The three of you walk past that Wall Street Bull again and head towards the next stop on your 30 Plus Teams Tour of New York City – the New York branch of the Museum of the American Indian .
The three of you have seen the big one in Washington DC , and you enjoyed it .
The one in New York City is housed in what used to be the Alexander Hamilton Customs House .
The Museum in New York is also known as the George Gustav Heye Center .
This branch is much smaller than the one in Washington DC .
You don’t remember if you all went
through security in the one in Washington , but this being New York City , you have to .
The three of you take the elevator up to the third floor where you can check on your ancestry as it’s dedicated to the immigrants who came to New York City .
As your own relatives immigrated from Eastern Europe to Cleveland and other parts of the Midwest , this isn’t what you all want to see .
But one of the exhibits there really grabs your attention .
It’s a passenger boat ticket from 1911 of a man who immigrated from Odessa , Russia to New York City .
The three of you know someone who would be very interested in this .
Your grandmother , who came to the United States with her parents from Russia during World War I .

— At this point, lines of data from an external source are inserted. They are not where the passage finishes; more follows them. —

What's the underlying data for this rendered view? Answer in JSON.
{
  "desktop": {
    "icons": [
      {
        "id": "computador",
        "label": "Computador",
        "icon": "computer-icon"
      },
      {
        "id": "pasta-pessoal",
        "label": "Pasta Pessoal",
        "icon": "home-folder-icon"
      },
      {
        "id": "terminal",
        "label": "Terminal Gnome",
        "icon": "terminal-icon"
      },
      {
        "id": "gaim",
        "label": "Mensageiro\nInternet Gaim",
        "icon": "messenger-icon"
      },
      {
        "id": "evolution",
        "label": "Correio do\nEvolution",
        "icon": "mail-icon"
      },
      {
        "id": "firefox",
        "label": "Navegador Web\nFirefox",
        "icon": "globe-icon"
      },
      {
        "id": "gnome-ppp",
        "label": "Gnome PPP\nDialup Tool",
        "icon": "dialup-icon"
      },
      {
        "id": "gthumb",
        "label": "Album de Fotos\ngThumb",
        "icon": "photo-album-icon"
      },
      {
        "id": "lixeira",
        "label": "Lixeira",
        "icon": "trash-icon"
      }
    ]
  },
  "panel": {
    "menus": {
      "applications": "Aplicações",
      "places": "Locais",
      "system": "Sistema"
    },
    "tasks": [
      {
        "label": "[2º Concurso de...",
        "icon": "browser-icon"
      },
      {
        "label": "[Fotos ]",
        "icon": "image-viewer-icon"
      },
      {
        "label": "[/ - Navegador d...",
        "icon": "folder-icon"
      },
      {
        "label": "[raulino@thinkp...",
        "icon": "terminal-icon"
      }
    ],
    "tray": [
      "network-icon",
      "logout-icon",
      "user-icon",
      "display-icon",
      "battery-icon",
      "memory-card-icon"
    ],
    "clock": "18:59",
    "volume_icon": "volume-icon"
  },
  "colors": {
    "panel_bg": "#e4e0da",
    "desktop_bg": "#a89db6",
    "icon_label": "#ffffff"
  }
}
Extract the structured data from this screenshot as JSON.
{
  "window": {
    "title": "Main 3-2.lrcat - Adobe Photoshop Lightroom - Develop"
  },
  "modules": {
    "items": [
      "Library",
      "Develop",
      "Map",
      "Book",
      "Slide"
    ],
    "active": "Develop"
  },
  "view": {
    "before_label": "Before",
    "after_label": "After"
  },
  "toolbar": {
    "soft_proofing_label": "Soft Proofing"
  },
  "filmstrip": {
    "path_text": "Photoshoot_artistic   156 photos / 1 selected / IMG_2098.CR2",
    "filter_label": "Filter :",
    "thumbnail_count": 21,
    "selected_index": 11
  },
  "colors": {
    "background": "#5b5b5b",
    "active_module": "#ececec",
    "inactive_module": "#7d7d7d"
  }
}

You can’t even pronounce the city in Russia that she came from .
The three of you enter the section of the museum that’s officially known as the George Gustav Heye Center .
This museum not only has artifacts from tribes in the United States and Canada , but tribes from Central America , South America and the Caribbean .
Your cousin points out one of the colorful dresses worn by the Lakota tribe here in the United States .
She also tells you about the Eskimo dress worn in Canada .
You just have to correct her .
We call them Eskimos here but in Canada , they’re called Inuit .
Your other cousin is looking at the figure in one of the glass cases .
It reminds the three of you of one of the totem poles that you all saw when your 30 Plus Teams Tour took the three of you to Seattle and Vancouver , Canada .
” Look , a Haida Indian figure . Half animal , half human , ” one of your cousins states .
” Look at those teeth . Scary , ” , you reply .
The three of you move onto the section that spotlights the Mayan Indians of Mexico and Central America , especially Guatemala .
The three of you love the vibrant colors of the pottery that’s in the glass cases .
You’re surprised to learn that there were Indians in the Carribean , but then you all remember from your history classes .
They were there way before Columbus came .